#### Task directions
Pull each line containing "true" out of the data and copy it.

[The data — start]

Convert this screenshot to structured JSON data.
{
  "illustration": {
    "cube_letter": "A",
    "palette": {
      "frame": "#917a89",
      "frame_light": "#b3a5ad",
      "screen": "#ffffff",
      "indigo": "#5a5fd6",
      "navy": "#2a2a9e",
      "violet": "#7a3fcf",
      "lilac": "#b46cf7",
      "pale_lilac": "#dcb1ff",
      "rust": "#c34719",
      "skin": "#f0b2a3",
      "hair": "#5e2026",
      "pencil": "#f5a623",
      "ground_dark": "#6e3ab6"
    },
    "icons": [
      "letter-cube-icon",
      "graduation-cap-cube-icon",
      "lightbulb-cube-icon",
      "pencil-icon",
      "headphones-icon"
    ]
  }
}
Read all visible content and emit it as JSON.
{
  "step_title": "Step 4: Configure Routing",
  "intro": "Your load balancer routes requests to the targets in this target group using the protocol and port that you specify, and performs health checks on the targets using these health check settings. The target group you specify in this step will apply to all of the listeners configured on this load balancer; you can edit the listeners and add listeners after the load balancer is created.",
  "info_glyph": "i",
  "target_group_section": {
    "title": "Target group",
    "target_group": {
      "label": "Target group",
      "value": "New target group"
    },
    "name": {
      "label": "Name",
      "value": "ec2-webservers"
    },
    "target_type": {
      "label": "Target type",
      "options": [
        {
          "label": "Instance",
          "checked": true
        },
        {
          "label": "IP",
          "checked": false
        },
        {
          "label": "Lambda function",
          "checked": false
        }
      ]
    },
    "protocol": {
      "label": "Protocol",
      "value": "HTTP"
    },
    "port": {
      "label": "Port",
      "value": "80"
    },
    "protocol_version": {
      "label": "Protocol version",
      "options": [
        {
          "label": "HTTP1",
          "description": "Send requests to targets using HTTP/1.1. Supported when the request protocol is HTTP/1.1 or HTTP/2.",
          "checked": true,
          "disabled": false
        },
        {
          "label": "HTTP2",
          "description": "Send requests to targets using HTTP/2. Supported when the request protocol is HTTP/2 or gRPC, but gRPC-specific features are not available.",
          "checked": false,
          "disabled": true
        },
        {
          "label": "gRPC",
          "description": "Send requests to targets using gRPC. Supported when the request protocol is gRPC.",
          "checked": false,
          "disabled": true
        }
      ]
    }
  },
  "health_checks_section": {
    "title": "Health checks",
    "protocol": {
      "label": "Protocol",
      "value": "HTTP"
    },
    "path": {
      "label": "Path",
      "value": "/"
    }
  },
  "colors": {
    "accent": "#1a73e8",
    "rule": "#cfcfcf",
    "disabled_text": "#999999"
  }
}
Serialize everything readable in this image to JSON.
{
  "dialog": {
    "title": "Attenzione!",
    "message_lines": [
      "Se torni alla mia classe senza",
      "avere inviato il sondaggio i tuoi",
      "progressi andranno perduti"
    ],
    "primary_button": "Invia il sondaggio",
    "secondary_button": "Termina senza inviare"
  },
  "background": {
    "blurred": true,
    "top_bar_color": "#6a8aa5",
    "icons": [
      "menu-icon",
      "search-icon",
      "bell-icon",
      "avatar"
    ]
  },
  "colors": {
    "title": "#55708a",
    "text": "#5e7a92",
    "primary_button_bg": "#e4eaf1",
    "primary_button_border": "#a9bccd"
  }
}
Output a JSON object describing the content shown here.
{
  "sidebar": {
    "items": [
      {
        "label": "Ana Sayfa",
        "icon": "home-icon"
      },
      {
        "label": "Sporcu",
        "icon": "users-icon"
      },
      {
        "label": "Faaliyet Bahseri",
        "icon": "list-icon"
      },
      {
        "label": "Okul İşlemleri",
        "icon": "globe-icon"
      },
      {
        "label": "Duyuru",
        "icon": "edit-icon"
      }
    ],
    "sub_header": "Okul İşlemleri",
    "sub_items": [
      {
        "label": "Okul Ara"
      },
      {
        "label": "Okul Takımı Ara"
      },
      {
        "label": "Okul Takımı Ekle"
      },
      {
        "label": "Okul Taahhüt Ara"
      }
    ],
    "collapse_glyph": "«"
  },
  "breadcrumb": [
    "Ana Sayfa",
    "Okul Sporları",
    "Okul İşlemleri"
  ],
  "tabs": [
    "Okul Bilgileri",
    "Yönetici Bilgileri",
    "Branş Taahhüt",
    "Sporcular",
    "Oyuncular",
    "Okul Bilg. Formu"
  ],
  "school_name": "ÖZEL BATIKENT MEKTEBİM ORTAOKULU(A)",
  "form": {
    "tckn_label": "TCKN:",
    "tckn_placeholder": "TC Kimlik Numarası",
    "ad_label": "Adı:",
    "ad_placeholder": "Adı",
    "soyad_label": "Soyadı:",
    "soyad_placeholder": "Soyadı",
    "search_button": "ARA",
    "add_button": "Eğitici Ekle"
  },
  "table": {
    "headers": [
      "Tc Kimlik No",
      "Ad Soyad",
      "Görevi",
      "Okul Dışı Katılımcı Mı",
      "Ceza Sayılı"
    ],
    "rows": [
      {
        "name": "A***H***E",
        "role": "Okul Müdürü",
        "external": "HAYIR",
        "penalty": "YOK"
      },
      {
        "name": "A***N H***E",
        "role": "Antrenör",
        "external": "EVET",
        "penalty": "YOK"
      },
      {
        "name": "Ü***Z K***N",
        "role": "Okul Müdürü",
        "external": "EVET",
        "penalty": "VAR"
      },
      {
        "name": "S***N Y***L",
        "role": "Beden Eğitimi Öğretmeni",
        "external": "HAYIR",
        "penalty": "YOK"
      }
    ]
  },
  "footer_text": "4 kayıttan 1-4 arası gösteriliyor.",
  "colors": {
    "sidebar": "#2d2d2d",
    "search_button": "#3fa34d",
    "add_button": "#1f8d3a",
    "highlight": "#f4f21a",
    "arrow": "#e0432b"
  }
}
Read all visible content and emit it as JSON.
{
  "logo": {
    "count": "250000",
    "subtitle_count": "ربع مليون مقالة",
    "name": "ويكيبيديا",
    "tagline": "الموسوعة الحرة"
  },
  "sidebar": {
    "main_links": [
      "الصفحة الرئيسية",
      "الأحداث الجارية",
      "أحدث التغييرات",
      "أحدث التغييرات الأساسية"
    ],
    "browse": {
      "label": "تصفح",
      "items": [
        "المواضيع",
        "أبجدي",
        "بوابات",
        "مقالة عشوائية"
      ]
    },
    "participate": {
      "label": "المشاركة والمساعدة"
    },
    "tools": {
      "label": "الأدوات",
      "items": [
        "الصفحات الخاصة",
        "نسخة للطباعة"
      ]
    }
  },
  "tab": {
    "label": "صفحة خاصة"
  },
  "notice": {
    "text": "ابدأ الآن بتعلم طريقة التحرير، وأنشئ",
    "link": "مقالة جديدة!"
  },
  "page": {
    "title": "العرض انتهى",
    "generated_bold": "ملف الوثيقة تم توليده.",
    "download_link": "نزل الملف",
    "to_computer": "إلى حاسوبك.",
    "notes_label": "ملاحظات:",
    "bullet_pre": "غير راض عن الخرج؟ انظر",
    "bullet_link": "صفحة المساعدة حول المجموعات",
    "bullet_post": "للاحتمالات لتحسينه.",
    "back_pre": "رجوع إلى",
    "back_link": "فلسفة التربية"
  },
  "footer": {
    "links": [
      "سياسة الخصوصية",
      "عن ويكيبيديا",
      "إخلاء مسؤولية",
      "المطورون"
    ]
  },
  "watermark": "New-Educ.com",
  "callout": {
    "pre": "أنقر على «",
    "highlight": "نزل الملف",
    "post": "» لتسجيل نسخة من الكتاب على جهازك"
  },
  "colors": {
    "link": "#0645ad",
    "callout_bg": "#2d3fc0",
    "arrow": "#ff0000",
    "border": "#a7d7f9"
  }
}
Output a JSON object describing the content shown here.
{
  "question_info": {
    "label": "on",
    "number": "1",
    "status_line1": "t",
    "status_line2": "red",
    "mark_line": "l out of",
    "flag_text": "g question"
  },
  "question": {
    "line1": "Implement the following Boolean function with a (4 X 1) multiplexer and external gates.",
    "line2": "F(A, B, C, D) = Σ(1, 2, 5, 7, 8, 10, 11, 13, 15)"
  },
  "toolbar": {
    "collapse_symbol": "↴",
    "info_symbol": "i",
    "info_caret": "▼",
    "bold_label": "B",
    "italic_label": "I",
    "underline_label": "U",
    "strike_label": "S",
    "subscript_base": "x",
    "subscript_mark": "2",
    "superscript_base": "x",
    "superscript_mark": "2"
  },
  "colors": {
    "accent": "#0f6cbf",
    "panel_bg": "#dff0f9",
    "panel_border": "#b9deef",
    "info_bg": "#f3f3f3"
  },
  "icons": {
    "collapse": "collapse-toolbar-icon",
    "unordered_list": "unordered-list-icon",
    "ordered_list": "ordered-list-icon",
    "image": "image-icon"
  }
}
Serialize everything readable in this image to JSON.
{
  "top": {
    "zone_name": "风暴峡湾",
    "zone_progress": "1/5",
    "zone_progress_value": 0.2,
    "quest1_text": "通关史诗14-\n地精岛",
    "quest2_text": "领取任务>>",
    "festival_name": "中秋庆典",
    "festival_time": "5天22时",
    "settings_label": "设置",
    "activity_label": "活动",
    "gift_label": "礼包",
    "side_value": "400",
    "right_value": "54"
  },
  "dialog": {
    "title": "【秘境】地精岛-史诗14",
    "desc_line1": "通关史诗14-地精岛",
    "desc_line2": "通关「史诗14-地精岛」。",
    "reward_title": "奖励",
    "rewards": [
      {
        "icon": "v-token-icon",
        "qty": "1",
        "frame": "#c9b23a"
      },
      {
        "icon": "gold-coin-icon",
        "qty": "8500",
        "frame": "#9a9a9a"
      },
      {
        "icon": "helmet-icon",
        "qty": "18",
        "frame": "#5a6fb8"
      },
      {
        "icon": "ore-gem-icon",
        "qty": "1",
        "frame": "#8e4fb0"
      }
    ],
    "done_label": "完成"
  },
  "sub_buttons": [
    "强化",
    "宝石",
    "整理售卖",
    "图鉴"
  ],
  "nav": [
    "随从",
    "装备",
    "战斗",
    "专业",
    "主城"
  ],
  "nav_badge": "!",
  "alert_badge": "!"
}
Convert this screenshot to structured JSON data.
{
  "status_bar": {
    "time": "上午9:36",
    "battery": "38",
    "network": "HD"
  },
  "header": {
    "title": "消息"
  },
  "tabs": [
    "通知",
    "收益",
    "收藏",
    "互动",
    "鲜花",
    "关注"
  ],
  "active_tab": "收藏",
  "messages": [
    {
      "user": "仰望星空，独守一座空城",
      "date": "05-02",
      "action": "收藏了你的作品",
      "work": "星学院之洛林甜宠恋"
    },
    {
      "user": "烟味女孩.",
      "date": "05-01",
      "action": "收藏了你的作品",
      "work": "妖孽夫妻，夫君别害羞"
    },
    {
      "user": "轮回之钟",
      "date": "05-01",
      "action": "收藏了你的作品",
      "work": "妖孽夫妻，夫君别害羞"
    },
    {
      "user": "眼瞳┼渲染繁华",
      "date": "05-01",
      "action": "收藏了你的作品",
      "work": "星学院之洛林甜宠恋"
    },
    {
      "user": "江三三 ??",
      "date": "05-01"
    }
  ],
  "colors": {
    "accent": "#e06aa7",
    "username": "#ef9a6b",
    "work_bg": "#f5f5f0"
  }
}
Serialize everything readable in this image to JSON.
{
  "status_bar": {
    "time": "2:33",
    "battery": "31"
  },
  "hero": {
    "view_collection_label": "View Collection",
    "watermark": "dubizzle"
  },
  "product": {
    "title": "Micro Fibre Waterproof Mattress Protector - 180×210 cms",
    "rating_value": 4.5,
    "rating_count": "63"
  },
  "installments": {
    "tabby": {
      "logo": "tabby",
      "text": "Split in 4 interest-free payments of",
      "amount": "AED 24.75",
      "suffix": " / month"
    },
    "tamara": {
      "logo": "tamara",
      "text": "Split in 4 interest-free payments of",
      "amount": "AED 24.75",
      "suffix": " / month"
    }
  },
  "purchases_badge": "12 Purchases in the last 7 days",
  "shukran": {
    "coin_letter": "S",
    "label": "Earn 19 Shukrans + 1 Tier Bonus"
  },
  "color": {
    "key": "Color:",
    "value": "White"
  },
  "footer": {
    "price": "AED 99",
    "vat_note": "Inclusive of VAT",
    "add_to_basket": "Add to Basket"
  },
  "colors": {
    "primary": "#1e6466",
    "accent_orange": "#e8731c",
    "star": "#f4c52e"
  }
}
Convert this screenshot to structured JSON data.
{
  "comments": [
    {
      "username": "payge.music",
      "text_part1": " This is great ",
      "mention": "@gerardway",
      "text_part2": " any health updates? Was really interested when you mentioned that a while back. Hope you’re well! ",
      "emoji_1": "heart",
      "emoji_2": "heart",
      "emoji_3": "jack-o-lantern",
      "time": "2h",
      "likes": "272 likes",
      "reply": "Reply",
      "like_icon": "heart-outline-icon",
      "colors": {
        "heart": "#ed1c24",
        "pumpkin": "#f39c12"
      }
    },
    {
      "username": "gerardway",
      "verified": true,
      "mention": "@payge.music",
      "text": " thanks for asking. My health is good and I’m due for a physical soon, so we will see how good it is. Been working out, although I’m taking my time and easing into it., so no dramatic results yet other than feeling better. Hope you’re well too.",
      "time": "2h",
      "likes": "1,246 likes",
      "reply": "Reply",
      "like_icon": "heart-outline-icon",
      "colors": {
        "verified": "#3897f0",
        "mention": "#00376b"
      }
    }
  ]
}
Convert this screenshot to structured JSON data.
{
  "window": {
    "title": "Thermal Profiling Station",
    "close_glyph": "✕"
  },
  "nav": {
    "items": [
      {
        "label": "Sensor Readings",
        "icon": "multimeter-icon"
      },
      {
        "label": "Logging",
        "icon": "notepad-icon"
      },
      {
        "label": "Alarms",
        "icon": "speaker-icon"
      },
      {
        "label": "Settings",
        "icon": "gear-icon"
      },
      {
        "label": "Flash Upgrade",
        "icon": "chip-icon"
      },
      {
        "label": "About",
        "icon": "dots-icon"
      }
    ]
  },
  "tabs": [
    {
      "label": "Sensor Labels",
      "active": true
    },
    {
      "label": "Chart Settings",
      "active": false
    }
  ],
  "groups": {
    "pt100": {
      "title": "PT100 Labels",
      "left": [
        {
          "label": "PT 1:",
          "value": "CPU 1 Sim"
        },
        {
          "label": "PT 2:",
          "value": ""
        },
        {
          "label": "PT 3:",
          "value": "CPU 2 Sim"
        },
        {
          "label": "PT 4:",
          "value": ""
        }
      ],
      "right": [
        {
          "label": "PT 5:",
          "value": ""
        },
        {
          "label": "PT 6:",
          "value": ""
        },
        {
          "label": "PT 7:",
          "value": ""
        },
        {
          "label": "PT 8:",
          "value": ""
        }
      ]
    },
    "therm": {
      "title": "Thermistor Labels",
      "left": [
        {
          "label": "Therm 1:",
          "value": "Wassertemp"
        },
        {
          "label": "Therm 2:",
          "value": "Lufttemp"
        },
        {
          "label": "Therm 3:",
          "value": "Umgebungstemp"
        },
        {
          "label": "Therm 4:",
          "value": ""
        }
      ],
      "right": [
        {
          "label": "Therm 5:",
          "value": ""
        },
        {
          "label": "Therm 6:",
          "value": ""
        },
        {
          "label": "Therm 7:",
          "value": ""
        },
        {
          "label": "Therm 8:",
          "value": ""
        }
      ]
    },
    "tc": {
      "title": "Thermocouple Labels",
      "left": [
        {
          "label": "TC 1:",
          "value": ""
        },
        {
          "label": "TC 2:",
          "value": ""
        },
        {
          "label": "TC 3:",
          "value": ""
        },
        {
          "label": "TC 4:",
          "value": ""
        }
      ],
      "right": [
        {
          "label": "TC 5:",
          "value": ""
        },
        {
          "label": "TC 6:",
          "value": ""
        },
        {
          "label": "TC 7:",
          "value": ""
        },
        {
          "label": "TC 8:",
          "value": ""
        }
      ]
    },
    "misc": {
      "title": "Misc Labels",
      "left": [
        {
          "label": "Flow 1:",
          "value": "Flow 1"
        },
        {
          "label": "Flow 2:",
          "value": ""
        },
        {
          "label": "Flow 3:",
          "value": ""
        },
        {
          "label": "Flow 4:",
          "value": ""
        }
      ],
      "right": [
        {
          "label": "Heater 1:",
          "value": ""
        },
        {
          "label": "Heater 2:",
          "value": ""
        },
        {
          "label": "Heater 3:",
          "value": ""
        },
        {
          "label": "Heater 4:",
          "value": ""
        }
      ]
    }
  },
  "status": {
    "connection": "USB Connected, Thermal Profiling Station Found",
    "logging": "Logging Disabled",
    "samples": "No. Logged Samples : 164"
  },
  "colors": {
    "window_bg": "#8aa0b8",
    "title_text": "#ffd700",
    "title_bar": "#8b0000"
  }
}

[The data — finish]

#### Solved exercise
          "checked": true
          "checked": true,
          "disabled": true
          "disabled": true
    "blurred": true,
      "verified": true,
      "active": true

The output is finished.